On transparency, the definition and reporting of lobbying activity should be extended to expose the full extent of influence trading. As in Canada, the register of lobbyists should include both third party and corporate/in house lobbyists (as opposed to only the former at present). All lobbying activities with Ministers, their staffs, officials and MP/Senators should be subject to public reporting via a real time, on-line data base, with ethical and procedural guidelines enforced by an independent referee.
The role of money in politics also requires urgent, effective action. Today, seemingly only some 10% of donations are properly disclosed.
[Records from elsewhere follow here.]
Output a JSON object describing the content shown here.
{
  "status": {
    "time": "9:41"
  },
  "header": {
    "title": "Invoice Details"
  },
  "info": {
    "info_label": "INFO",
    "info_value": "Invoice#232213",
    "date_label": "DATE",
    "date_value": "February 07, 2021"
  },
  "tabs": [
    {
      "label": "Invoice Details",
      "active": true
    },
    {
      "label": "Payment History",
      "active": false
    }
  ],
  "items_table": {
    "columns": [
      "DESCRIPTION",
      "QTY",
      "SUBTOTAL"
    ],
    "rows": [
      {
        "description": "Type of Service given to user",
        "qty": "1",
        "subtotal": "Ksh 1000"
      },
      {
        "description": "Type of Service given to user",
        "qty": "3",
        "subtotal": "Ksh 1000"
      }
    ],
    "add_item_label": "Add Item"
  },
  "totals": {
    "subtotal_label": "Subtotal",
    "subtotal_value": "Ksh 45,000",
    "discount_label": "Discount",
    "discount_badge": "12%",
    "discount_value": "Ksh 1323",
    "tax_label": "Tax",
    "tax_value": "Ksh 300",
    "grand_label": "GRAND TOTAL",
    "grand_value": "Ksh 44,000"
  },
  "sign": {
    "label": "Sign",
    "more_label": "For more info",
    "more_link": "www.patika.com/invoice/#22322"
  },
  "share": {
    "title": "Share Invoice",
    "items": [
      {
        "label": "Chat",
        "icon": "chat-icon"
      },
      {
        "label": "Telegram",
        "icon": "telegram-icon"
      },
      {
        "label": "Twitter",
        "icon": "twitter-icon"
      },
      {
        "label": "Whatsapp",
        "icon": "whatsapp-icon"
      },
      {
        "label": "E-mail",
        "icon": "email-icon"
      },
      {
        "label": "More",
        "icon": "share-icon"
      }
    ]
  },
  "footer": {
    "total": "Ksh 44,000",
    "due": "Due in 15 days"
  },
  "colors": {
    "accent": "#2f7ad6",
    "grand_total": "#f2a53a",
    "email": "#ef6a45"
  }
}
Current laws exclude disclosure where a company pays to attend a party business forum to meet ministers and MPs. Donors can and do split their money amongst state parties, making their overall financial contributions harder to identify if they are below the reportable threshold of $13,800. And donations are only disclosed once a year, meaning up to twenty month delay in finding out who is donating. Either these rules need to be tightened – with lower dollar limits and enforced real time disclosure – or serious consideration should be given to public funding for political parties.
Finally, the problems of rhetorical overreach, obfuscation and downright lies in our political discourse are amplified by social media. The business model here thrives on controversy, outrage and behaviour modification, delivered via targeted, personal messaging. As such, it effectively evades current electoral law controls on broadcast media (a point not overlooked by political parties and influence peddlers). In future, all social media advertising undertaken by, or on behalf of, political parties or lobbyists should be legally reportable, published on an AEC website and subject to real time reporting of costs and sources of funding. This would aid transparency about cash being used to influence policy and enable fact checking of fraudulent claims chasing electoral or sectional preferment.
These changes are not easy but they are urgently needed, for two reasons. Firstly, to address the abysmally low levels of public trust in our democratic institutions by holding our federal representatives to much higher standards of transparency and accountability. Secondly, by blunting sectional interests’ sway over money politics, it should serve to open up more space for the structural reforms Australia needs to prosper in the twenty first century but which government is currently neglecting.
Mike Waller has served in senior economic roles in the UK Treasury and with federal and state governments in Australia. He was Chief Economist for BHP Ltd and a founding partner in a consultancy firm providing strategic advice to global resource and energy companies. He has also served variously as board member or chair of a number of not for profit and commercial bodies.